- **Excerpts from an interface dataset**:

____________________

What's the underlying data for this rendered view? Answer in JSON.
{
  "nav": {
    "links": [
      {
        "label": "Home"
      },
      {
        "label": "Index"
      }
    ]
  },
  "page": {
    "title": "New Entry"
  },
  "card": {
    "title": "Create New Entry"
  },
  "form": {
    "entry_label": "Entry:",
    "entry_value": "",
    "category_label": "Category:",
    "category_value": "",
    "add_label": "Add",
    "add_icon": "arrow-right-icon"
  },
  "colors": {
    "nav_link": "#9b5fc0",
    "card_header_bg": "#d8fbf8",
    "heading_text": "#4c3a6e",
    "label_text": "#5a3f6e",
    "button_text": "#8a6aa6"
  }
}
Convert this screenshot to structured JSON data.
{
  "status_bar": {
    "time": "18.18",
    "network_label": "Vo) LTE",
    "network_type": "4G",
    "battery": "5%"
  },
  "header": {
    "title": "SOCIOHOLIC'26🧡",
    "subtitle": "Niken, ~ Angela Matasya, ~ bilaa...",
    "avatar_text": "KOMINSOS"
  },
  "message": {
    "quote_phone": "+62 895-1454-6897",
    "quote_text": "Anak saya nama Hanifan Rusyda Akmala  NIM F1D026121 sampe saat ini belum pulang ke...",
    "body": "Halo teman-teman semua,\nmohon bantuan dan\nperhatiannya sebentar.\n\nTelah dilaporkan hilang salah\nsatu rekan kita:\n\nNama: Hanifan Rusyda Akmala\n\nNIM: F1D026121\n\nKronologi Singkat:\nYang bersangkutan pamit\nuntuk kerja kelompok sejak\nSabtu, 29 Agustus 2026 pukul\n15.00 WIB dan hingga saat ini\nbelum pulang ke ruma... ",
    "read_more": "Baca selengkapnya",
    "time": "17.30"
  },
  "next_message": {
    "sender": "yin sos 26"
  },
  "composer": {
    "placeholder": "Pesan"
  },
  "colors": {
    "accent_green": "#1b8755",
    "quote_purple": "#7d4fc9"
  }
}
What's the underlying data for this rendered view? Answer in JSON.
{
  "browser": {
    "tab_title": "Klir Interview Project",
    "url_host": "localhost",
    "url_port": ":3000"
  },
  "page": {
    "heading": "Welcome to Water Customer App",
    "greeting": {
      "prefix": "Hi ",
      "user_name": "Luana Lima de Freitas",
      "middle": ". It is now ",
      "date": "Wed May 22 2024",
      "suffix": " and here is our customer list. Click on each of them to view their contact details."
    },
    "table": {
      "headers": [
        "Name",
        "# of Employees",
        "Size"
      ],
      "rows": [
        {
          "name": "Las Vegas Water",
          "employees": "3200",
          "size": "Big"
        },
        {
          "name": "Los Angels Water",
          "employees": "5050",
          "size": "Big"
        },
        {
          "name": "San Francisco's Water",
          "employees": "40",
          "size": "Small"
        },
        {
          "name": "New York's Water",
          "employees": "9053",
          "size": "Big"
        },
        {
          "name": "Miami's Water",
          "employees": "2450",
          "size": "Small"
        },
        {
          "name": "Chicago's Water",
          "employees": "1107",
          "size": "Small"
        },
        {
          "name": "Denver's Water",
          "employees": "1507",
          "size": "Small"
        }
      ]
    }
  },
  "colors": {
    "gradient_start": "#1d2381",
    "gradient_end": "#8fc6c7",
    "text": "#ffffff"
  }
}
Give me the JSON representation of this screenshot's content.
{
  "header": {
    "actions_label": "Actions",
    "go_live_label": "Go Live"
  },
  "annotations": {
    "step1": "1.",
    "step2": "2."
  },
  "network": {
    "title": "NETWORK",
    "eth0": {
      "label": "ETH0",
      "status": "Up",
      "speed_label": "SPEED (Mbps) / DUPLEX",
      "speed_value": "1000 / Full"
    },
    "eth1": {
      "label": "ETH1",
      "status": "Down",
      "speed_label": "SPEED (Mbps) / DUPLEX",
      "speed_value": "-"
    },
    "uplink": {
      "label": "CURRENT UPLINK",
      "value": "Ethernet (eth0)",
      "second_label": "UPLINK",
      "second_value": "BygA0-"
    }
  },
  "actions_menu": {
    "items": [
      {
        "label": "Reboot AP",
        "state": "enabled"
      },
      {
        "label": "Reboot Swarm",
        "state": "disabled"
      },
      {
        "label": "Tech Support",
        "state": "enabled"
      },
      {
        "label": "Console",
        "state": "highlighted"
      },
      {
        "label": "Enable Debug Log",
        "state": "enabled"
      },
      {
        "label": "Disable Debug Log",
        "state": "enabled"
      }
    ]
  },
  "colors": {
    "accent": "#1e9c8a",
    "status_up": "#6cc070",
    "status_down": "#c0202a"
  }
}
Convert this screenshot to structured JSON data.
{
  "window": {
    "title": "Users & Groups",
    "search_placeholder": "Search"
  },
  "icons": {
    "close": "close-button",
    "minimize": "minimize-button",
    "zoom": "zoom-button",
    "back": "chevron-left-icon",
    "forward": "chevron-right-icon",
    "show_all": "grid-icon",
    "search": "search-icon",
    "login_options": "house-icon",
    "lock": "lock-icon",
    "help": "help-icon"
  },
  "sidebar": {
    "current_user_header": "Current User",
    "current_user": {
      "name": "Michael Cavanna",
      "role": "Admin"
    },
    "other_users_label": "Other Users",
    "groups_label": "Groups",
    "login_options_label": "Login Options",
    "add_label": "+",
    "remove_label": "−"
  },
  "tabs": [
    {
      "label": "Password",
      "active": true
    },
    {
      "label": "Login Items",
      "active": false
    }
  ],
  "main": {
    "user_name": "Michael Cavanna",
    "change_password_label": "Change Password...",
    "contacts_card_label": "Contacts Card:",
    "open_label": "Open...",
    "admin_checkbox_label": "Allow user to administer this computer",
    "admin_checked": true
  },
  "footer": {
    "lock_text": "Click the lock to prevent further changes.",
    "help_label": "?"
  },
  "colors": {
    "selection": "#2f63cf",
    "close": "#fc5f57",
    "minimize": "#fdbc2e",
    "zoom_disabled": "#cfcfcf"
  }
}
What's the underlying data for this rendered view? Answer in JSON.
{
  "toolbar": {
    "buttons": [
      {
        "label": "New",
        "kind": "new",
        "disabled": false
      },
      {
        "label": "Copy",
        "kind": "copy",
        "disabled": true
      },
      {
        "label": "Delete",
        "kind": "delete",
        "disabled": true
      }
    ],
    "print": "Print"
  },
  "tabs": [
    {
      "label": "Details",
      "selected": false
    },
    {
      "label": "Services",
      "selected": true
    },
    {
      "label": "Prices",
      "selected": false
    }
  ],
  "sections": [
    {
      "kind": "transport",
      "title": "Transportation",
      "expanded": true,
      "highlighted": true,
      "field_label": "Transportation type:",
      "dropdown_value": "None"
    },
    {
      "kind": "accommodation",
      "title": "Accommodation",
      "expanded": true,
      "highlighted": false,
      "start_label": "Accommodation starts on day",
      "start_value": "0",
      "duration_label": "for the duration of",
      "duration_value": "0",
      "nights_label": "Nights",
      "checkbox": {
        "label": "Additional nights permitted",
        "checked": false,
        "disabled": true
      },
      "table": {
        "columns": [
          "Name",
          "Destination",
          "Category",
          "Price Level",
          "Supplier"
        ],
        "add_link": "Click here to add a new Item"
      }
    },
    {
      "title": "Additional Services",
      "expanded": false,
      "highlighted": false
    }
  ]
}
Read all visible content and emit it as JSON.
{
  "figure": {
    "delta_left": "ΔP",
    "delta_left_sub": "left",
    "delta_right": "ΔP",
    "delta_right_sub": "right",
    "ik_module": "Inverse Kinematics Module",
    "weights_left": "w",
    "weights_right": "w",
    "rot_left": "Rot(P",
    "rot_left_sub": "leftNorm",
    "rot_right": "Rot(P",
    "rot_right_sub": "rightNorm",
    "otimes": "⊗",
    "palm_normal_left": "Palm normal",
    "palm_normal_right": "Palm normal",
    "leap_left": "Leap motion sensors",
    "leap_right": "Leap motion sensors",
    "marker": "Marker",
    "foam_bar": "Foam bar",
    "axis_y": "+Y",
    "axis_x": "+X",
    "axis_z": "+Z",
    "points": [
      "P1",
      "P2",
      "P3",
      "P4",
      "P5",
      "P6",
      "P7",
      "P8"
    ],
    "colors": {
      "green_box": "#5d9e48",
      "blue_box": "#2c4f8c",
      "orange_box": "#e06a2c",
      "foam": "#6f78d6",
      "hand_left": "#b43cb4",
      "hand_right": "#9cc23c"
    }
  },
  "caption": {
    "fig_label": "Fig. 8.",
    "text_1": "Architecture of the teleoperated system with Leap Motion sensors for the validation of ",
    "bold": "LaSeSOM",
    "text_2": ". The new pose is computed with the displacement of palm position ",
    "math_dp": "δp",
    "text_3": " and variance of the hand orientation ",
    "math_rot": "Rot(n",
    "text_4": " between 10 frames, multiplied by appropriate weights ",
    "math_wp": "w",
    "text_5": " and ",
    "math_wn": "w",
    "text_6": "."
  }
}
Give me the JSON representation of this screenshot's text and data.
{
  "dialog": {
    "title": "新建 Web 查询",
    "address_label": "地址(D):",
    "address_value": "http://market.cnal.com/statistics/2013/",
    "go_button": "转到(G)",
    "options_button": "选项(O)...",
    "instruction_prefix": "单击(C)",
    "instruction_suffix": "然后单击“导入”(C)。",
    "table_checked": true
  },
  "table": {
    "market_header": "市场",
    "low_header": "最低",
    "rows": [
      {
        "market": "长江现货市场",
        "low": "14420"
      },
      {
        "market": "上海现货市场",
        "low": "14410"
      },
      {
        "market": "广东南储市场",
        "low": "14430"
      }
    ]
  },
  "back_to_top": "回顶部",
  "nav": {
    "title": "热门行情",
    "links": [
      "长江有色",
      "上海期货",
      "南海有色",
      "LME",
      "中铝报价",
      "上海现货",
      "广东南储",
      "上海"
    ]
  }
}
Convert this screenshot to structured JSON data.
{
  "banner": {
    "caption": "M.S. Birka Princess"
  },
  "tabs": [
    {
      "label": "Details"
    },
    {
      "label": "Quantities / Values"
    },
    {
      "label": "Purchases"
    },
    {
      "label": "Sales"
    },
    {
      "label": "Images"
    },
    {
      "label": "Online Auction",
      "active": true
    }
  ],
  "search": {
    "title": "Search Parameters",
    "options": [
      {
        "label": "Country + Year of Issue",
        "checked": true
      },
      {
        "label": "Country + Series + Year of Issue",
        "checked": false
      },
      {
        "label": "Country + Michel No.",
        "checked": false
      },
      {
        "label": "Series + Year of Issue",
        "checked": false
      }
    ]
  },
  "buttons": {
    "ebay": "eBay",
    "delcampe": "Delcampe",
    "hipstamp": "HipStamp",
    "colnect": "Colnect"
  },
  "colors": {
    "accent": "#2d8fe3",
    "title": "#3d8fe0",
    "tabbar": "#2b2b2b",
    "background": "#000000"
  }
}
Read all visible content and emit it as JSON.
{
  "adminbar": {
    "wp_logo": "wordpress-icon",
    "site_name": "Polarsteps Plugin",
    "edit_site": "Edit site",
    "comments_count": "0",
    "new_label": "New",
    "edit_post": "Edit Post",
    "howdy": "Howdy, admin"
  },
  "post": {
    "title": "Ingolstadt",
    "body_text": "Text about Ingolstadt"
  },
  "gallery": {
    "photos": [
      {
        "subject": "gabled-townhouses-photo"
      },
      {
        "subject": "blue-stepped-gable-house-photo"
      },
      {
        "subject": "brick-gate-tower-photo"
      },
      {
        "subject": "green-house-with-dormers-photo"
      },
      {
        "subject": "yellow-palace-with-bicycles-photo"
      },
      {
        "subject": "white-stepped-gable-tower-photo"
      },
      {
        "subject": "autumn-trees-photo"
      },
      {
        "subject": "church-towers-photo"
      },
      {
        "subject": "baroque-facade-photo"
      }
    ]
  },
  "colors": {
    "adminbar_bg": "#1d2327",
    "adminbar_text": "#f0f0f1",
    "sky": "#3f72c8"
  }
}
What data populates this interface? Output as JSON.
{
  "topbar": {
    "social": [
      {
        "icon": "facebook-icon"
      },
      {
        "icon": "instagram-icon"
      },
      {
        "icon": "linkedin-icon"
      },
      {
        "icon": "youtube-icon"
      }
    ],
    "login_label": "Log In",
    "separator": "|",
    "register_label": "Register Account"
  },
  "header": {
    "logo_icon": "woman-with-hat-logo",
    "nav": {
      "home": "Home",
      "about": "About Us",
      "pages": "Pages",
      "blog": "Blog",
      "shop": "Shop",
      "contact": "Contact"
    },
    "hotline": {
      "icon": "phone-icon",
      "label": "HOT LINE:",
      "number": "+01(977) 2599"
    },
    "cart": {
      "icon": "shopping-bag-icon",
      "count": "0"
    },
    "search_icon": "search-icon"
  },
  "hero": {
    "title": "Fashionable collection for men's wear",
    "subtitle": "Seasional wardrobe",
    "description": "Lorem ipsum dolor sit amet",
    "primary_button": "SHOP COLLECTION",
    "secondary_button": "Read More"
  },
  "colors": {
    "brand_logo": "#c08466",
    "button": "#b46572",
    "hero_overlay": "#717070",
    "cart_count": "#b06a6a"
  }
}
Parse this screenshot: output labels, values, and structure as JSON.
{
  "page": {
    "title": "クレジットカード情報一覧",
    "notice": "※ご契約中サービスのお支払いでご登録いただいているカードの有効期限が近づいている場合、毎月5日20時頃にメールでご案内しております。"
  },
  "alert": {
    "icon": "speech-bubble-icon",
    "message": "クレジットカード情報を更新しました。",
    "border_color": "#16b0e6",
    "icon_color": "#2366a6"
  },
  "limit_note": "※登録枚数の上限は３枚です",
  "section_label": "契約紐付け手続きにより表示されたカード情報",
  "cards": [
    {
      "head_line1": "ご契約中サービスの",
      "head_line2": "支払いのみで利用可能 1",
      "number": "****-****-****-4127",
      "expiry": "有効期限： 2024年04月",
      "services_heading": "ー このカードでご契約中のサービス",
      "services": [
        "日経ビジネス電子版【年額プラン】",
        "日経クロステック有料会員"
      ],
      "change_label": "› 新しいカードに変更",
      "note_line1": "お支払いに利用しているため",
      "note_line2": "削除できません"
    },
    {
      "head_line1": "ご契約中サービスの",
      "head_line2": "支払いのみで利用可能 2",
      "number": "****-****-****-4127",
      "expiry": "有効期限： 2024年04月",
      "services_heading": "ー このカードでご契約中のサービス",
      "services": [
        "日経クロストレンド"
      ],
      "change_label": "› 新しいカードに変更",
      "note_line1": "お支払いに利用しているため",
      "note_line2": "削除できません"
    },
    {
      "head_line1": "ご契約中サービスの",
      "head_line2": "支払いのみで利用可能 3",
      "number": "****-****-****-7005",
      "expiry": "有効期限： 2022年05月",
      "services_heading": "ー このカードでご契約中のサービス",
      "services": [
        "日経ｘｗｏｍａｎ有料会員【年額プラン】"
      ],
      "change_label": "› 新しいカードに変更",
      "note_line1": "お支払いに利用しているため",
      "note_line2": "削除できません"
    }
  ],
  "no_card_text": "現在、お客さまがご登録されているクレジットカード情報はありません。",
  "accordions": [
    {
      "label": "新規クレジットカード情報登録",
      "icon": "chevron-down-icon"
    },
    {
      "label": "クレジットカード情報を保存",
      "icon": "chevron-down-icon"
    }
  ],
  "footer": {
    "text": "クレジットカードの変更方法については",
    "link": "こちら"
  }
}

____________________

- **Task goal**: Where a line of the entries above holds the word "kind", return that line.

- **Task answer**:
        "kind": "new",
        "kind": "copy",
        "kind": "delete",
      "kind": "transport",
      "kind": "accommodation",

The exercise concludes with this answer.